+++ WORKING DATA

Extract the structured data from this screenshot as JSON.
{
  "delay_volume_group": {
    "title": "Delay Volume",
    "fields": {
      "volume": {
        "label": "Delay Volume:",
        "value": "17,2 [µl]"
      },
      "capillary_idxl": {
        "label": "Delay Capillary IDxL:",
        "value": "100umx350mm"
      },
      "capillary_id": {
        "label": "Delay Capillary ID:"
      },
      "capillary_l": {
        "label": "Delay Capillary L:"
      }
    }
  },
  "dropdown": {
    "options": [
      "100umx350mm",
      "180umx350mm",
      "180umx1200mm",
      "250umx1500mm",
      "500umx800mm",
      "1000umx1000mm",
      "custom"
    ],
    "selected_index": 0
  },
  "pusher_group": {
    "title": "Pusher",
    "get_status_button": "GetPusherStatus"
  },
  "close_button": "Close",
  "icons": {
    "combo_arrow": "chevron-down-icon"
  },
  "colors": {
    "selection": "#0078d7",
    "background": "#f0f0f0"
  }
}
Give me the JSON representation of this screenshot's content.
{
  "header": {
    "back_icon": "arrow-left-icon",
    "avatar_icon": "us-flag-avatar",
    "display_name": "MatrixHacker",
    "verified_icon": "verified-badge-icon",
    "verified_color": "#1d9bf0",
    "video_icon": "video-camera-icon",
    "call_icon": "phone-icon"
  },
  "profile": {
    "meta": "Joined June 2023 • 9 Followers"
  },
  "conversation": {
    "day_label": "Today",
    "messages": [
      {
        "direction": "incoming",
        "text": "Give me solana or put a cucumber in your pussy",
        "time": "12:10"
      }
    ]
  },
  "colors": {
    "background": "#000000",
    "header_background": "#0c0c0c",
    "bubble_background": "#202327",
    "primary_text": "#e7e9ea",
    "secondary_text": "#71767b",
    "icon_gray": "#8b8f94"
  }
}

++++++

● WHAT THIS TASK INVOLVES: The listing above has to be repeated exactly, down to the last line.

● EXERCISE OUTPUT:
Extract the structured data from this screenshot as JSON.
{
  "delay_volume_group": {
    "title": "Delay Volume",
    "fields": {
      "volume": {
        "label": "Delay Volume:",
        "value": "17,2 [µl]"
      },
      "capillary_idxl": {
        "label": "Delay Capillary IDxL:",
        "value": "100umx350mm"
      },
      "capillary_id": {
        "label": "Delay Capillary ID:"
      },
      "capillary_l": {
        "label": "Delay Capillary L:"
      }
    }
  },
  "dropdown": {
    "options": [
      "100umx350mm",
      "180umx350mm",
      "180umx1200mm",
      "250umx1500mm",
      "500umx800mm",
      "1000umx1000mm",
      "custom"
    ],
    "selected_index": 0
  },
  "pusher_group": {
    "title": "Pusher",
    "get_status_button": "GetPusherStatus"
  },
  "close_button": "Close",
  "icons": {
    "combo_arrow": "chevron-down-icon"
  },
  "colors": {
    "selection": "#0078d7",
    "background": "#f0f0f0"
  }
}
Give me the JSON representation of this screenshot's content.
{
  "header": {
    "back_icon": "arrow-left-icon",
    "avatar_icon": "us-flag-avatar",
    "display_name": "MatrixHacker",
    "verified_icon": "verified-badge-icon",
    "verified_color": "#1d9bf0",
    "video_icon": "video-camera-icon",
    "call_icon": "phone-icon"
  },
  "profile": {
    "meta": "Joined June 2023 • 9 Followers"
  },
  "conversation": {
    "day_label": "Today",
    "messages": [
      {
        "direction": "incoming",
        "text": "Give me solana or put a cucumber in your pussy",
        "time": "12:10"
      }
    ]
  },
  "colors": {
    "background": "#000000",
    "header_background": "#0c0c0c",
    "bubble_background": "#202327",
    "primary_text": "#e7e9ea",
    "secondary_text": "#71767b",
    "icon_gray": "#8b8f94"
  }
}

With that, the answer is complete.